START DATASET RECORDS

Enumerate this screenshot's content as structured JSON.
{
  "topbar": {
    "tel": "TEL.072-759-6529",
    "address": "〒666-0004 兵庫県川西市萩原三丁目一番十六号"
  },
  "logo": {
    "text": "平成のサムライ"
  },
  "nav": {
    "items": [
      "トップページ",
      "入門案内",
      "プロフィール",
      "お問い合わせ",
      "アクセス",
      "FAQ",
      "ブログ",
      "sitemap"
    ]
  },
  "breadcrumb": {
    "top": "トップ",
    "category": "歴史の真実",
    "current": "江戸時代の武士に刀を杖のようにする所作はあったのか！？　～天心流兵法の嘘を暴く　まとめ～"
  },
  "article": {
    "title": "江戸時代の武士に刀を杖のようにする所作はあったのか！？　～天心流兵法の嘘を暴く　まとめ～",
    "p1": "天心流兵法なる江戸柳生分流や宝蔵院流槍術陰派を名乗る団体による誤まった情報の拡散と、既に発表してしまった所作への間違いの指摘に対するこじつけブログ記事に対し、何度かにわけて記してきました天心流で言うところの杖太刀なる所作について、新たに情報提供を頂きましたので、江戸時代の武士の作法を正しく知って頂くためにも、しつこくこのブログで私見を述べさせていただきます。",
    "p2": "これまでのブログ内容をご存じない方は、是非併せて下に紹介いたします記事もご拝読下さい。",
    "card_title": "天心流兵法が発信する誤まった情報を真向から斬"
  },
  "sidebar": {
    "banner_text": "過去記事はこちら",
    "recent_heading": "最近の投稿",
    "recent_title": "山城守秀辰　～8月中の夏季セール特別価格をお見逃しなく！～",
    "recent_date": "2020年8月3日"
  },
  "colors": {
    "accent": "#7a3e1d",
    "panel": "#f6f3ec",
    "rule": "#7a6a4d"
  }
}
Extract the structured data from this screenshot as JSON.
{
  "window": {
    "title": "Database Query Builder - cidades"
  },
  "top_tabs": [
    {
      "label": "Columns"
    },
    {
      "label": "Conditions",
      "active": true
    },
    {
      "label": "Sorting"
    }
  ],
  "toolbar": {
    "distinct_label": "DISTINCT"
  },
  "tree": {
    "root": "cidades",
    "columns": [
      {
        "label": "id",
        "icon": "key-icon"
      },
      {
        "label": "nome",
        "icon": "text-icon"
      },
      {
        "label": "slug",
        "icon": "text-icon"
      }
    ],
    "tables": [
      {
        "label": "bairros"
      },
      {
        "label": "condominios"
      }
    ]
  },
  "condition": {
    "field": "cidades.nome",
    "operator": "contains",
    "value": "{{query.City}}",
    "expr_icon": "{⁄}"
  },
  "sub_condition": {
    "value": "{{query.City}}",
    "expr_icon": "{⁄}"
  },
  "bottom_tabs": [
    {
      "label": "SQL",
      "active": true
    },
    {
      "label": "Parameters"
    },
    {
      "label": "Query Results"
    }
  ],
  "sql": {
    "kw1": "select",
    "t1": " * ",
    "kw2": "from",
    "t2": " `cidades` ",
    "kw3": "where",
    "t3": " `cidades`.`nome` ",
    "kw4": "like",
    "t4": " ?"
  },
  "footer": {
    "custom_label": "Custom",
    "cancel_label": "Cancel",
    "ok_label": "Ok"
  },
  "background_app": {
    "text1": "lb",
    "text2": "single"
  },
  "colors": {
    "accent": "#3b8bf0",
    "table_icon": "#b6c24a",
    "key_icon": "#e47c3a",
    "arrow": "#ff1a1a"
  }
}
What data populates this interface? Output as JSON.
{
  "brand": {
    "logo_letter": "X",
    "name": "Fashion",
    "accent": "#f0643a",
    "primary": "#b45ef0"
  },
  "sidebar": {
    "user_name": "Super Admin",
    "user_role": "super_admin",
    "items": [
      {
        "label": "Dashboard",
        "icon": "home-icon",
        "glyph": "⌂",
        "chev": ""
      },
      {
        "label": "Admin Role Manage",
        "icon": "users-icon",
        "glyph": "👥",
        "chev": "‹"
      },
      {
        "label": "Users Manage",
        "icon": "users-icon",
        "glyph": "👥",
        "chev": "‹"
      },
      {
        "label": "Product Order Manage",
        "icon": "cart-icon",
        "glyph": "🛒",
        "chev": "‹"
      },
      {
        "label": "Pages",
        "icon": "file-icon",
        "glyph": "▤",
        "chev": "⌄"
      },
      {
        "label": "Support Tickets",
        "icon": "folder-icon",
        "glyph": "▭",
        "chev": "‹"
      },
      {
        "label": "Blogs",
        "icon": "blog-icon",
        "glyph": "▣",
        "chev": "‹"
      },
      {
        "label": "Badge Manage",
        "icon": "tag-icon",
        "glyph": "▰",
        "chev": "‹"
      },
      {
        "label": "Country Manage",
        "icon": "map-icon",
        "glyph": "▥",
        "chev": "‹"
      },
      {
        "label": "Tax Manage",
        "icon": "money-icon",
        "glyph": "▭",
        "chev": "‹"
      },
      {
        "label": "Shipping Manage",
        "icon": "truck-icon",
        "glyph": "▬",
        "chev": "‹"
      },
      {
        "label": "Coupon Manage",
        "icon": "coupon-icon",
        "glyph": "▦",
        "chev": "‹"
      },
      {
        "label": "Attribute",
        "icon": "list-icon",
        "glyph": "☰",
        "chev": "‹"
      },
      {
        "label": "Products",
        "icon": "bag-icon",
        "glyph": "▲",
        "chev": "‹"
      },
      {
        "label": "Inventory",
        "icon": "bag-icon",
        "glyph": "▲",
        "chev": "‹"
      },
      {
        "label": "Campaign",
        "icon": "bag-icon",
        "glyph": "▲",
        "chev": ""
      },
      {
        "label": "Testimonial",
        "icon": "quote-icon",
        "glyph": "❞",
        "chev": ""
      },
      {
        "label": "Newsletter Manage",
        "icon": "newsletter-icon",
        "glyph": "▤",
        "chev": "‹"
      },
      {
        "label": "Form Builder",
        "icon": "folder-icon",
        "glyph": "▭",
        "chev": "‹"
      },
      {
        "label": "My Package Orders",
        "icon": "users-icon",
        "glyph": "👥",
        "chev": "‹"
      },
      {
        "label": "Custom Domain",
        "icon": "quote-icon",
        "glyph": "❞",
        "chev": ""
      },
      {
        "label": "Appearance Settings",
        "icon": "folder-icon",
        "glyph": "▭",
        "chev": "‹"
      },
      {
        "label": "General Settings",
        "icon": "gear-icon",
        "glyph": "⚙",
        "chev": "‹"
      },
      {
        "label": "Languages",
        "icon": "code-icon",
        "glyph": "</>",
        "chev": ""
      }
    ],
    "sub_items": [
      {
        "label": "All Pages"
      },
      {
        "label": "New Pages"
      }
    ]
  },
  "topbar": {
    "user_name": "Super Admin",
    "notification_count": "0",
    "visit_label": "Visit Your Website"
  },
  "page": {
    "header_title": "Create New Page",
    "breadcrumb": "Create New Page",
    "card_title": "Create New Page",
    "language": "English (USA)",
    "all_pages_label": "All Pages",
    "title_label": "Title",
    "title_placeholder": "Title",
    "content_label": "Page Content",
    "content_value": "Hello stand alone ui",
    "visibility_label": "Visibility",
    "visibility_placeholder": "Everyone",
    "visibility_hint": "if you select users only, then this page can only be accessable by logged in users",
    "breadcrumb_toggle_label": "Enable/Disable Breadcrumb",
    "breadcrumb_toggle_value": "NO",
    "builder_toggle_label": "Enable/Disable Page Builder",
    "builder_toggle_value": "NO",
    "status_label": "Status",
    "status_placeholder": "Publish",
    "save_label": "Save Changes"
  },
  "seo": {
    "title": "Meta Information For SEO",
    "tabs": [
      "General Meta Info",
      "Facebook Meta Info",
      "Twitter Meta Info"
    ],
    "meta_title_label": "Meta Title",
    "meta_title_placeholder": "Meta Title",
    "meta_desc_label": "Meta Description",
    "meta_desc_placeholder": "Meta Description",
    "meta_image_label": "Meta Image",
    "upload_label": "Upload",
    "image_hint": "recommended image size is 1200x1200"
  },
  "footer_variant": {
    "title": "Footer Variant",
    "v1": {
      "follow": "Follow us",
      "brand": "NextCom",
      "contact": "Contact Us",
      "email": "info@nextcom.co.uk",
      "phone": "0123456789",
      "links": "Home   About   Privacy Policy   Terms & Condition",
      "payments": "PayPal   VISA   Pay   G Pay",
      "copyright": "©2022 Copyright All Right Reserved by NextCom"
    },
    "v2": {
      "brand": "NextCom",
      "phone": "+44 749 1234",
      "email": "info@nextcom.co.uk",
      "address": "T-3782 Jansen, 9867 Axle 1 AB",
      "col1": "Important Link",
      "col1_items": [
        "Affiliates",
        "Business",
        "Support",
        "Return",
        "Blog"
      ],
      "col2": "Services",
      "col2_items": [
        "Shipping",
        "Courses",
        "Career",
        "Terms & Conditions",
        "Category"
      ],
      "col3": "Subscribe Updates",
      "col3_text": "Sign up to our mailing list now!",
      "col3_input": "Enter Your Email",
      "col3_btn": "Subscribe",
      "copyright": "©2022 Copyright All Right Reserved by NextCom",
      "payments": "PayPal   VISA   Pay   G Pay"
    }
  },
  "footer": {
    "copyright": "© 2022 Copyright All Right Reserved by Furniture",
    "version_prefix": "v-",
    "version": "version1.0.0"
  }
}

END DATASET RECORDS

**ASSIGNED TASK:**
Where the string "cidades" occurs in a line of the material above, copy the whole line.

**OUTPUT OF THE EXERCISE:**
    "title": "Database Query Builder - cidades"
    "root": "cidades",
    "field": "cidades.nome",
    "t2": " `cidades` ",
    "t3": " `cidades`.`nome` ",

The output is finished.